Inspired by We Wilsons, tonight, the younger two kids (the older ones didn’t seem excited by a flame) and I burned our yarn and fabric in order to learn the fiber content. I specifically had yarn from my grandmother that I wanted to identify. You’ll recognize several Lion Brand yarns — I felt I wouldn’t be at a loss if they burned. Finding Lion Brand yarns and their details are very easy. Without the yarn bands, I can look up their info online. Now the expensive yarns and the hard to find yarns from local stores, I’m saving those bands and those yarns — no burning my precious fibers.
(Don’t ask me why Blogspot turns every photo the wrong way. I guess it just expects portraits.)
Like the Wilsons, we read the procedure, but weren’t sure what crushable or soft ashes looked like, or vigorous burning. The Wilsons had a 100% cotton control. We had our Lion controls.
We ended up burning a lot of different fabrics for the fun of it. Cheesecloth, flannel, stretch denim, if it was in the drawer in small quantity, then we burned it until our noses grew tired of bad acrylic smells. It just overpowered the good smells.
We learned that acrylic and polyester burn differently. Polyester quits burning upon removal from the flame. Acrylic continues to burn after removal from the flame. And they both smell really, really bad. I mean really bad. “G” thought that synthetics acted like plastic when you throw it in the campfire.
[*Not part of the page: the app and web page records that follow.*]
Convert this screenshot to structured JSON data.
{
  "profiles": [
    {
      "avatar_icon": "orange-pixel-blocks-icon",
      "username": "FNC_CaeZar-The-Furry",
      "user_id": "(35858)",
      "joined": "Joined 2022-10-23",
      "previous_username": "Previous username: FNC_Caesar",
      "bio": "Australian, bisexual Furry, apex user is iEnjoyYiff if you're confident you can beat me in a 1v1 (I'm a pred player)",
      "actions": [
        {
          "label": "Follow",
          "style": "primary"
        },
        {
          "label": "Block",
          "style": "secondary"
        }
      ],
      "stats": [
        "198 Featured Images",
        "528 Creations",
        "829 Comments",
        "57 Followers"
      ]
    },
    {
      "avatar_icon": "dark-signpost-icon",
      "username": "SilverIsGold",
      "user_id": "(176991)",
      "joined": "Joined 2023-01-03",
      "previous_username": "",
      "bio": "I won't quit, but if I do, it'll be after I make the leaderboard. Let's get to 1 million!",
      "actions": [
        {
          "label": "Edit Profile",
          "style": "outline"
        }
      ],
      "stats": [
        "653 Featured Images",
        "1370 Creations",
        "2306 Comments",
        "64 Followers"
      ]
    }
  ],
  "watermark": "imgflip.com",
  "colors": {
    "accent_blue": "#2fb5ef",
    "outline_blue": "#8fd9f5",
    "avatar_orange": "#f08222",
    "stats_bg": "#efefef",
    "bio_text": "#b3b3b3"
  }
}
I have to agree. And I have to bake in order to rid our house of the smell.
Wool and cotton remind us of campfire smells, and leave different ashes from each other. We liked how cleanly they burned. The synthetics burned, then left a plastic mass stuck to the bottom of our bowls. Ash is very nice in comparison.
Synthetic fabric can also look like wet boiling water while burning. “G” of GAIN has a scrap of polar fleece in this photo. Part of it fell from the main scrap and left a long stretchy, gooey string behind as it fell. It looked a lot like cheese on a pizza. But it smelled bad. And it was black.
Overall, this could be a good test for me. I buy remnants. They have wrappers for the workers to fill in about how much yardage the remnant contains, original price, sale price, etc. Frequently I find the space for fiber content empty.
And, the yarn from Grandma is cotton.